**DATA LISTING**.

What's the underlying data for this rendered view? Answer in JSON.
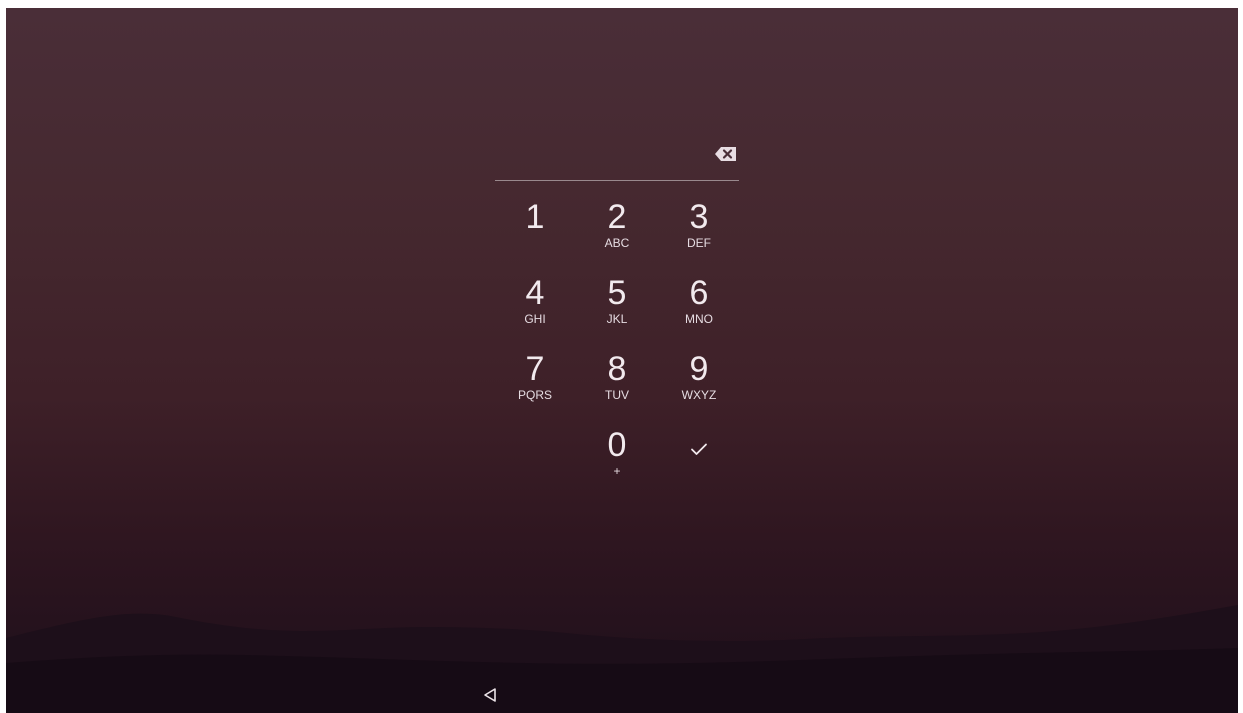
{
  "pin_entry": {
    "value": "",
    "backspace_icon": "backspace-icon"
  },
  "keypad": {
    "keys": [
      {
        "digit": "1",
        "letters": ""
      },
      {
        "digit": "2",
        "letters": "ABC"
      },
      {
        "digit": "3",
        "letters": "DEF"
      },
      {
        "digit": "4",
        "letters": "GHI"
      },
      {
        "digit": "5",
        "letters": "JKL"
      },
      {
        "digit": "6",
        "letters": "MNO"
      },
      {
        "digit": "7",
        "letters": "PQRS"
      },
      {
        "digit": "8",
        "letters": "TUV"
      },
      {
        "digit": "9",
        "letters": "WXYZ"
      },
      {
        "digit": "0",
        "letters": "+"
      }
    ],
    "confirm_icon": "checkmark-icon"
  },
  "nav_bar": {
    "back_icon": "back-triangle-icon"
  },
  "colors": {
    "text": "#f2eaee",
    "background_top": "#4a2e38",
    "background_bottom": "#1c0e1a"
  }
}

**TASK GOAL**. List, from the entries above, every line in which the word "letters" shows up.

**TASK ANSWER**.
        "letters": ""
        "letters": "ABC"
        "letters": "DEF"
        "letters": "GHI"
        "letters": "JKL"
        "letters": "MNO"
        "letters": "PQRS"
        "letters": "TUV"
        "letters": "WXYZ"
        "letters": "+"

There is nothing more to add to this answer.